:: Given entries ::

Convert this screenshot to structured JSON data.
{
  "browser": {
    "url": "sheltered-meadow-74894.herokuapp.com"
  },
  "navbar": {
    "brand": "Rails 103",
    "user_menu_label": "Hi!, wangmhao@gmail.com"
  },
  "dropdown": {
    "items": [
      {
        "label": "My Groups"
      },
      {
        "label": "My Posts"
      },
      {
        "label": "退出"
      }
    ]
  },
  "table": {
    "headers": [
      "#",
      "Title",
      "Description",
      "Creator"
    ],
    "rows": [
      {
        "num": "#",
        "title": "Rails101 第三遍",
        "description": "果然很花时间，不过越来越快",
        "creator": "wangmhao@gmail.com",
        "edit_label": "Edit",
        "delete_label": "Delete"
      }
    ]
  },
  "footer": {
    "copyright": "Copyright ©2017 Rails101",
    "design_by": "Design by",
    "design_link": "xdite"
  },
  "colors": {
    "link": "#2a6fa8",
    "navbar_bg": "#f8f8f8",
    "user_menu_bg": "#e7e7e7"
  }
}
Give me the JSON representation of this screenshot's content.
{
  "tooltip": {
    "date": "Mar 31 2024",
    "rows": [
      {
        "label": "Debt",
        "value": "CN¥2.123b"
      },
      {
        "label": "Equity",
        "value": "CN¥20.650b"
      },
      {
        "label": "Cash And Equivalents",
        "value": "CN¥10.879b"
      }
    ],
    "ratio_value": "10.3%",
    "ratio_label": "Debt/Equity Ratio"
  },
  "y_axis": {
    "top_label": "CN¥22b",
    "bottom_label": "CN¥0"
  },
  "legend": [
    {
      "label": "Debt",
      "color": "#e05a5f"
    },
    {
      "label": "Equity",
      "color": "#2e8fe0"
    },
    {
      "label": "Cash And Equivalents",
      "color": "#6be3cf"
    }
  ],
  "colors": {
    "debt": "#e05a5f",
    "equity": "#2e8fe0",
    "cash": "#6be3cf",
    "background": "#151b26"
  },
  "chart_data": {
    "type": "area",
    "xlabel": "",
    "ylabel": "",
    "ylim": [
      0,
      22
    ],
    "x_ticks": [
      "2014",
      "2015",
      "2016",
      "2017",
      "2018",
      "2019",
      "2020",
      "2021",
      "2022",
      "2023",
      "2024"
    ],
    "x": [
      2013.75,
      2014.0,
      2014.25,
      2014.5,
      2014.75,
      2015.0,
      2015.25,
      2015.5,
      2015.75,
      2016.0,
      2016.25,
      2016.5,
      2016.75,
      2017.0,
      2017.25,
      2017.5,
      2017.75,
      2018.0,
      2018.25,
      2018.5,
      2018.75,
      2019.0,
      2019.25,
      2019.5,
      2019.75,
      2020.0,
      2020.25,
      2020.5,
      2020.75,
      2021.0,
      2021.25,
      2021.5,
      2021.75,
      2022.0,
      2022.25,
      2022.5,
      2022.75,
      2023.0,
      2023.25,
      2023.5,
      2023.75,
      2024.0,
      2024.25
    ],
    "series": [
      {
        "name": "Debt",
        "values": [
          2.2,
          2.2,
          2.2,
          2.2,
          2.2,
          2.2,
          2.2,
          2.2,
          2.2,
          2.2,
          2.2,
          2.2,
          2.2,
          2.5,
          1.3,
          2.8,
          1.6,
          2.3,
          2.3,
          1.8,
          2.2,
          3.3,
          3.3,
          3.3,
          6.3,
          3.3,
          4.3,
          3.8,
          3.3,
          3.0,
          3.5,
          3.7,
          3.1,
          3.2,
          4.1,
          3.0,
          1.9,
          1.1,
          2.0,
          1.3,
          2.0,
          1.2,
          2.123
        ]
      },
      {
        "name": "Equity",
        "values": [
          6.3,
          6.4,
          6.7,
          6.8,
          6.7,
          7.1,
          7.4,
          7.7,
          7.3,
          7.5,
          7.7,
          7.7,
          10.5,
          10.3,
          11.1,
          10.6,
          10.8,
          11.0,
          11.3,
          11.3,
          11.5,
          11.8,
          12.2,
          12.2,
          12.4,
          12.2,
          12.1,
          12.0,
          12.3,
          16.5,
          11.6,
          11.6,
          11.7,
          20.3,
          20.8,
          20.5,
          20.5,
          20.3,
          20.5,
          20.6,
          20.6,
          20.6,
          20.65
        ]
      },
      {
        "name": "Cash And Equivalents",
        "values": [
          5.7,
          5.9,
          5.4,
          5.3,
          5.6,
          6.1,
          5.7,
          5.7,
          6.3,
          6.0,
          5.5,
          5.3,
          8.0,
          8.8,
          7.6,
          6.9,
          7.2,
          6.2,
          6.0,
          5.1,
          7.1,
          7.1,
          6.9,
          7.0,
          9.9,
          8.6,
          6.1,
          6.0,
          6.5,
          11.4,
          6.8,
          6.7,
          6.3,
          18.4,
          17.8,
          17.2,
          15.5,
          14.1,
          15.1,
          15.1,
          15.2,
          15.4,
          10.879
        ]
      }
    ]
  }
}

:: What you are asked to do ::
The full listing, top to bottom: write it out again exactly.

:: Solution for this exercise ::
Convert this screenshot to structured JSON data.
{
  "browser": {
    "url": "sheltered-meadow-74894.herokuapp.com"
  },
  "navbar": {
    "brand": "Rails 103",
    "user_menu_label": "Hi!, wangmhao@gmail.com"
  },
  "dropdown": {
    "items": [
      {
        "label": "My Groups"
      },
      {
        "label": "My Posts"
      },
      {
        "label": "退出"
      }
    ]
  },
  "table": {
    "headers": [
      "#",
      "Title",
      "Description",
      "Creator"
    ],
    "rows": [
      {
        "num": "#",
        "title": "Rails101 第三遍",
        "description": "果然很花时间，不过越来越快",
        "creator": "wangmhao@gmail.com",
        "edit_label": "Edit",
        "delete_label": "Delete"
      }
    ]
  },
  "footer": {
    "copyright": "Copyright ©2017 Rails101",
    "design_by": "Design by",
    "design_link": "xdite"
  },
  "colors": {
    "link": "#2a6fa8",
    "navbar_bg": "#f8f8f8",
    "user_menu_bg": "#e7e7e7"
  }
}
Give me the JSON representation of this screenshot's content.
{
  "tooltip": {
    "date": "Mar 31 2024",
    "rows": [
      {
        "label": "Debt",
        "value": "CN¥2.123b"
      },
      {
        "label": "Equity",
        "value": "CN¥20.650b"
      },
      {
        "label": "Cash And Equivalents",
        "value": "CN¥10.879b"
      }
    ],
    "ratio_value": "10.3%",
    "ratio_label": "Debt/Equity Ratio"
  },
  "y_axis": {
    "top_label": "CN¥22b",
    "bottom_label": "CN¥0"
  },
  "legend": [
    {
      "label": "Debt",
      "color": "#e05a5f"
    },
    {
      "label": "Equity",
      "color": "#2e8fe0"
    },
    {
      "label": "Cash And Equivalents",
      "color": "#6be3cf"
    }
  ],
  "colors": {
    "debt": "#e05a5f",
    "equity": "#2e8fe0",
    "cash": "#6be3cf",
    "background": "#151b26"
  },
  "chart_data": {
    "type": "area",
    "xlabel": "",
    "ylabel": "",
    "ylim": [
      0,
      22
    ],
    "x_ticks": [
      "2014",
      "2015",
      "2016",
      "2017",
      "2018",
      "2019",
      "2020",
      "2021",
      "2022",
      "2023",
      "2024"
    ],
    "x": [
      2013.75,
      2014.0,
      2014.25,
      2014.5,
      2014.75,
      2015.0,
      2015.25,
      2015.5,
      2015.75,
      2016.0,
      2016.25,
      2016.5,
      2016.75,
      2017.0,
      2017.25,
      2017.5,
      2017.75,
      2018.0,
      2018.25,
      2018.5,
      2018.75,
      2019.0,
      2019.25,
      2019.5,
      2019.75,
      2020.0,
      2020.25,
      2020.5,
      2020.75,
      2021.0,
      2021.25,
      2021.5,
      2021.75,
      2022.0,
      2022.25,
      2022.5,
      2022.75,
      2023.0,
      2023.25,
      2023.5,
      2023.75,
      2024.0,
      2024.25
    ],
    "series": [
      {
        "name": "Debt",
        "values": [
          2.2,
          2.2,
          2.2,
          2.2,
          2.2,
          2.2,
          2.2,
          2.2,
          2.2,
          2.2,
          2.2,
          2.2,
          2.2,
          2.5,
          1.3,
          2.8,
          1.6,
          2.3,
          2.3,
          1.8,
          2.2,
          3.3,
          3.3,
          3.3,
          6.3,
          3.3,
          4.3,
          3.8,
          3.3,
          3.0,
          3.5,
          3.7,
          3.1,
          3.2,
          4.1,
          3.0,
          1.9,
          1.1,
          2.0,
          1.3,
          2.0,
          1.2,
          2.123
        ]
      },
      {
        "name": "Equity",
        "values": [
          6.3,
          6.4,
          6.7,
          6.8,
          6.7,
          7.1,
          7.4,
          7.7,
          7.3,
          7.5,
          7.7,
          7.7,
          10.5,
          10.3,
          11.1,
          10.6,
          10.8,
          11.0,
          11.3,
          11.3,
          11.5,
          11.8,
          12.2,
          12.2,
          12.4,
          12.2,
          12.1,
          12.0,
          12.3,
          16.5,
          11.6,
          11.6,
          11.7,
          20.3,
          20.8,
          20.5,
          20.5,
          20.3,
          20.5,
          20.6,
          20.6,
          20.6,
          20.65
        ]
      },
      {
        "name": "Cash And Equivalents",
        "values": [
          5.7,
          5.9,
          5.4,
          5.3,
          5.6,
          6.1,
          5.7,
          5.7,
          6.3,
          6.0,
          5.5,
          5.3,
          8.0,
          8.8,
          7.6,
          6.9,
          7.2,
          6.2,
          6.0,
          5.1,
          7.1,
          7.1,
          6.9,
          7.0,
          9.9,
          8.6,
          6.1,
          6.0,
          6.5,
          11.4,
          6.8,
          6.7,
          6.3,
          18.4,
          17.8,
          17.2,
          15.5,
          14.1,
          15.1,
          15.1,
          15.2,
          15.4,
          10.879
        ]
      }
    ]
  }
}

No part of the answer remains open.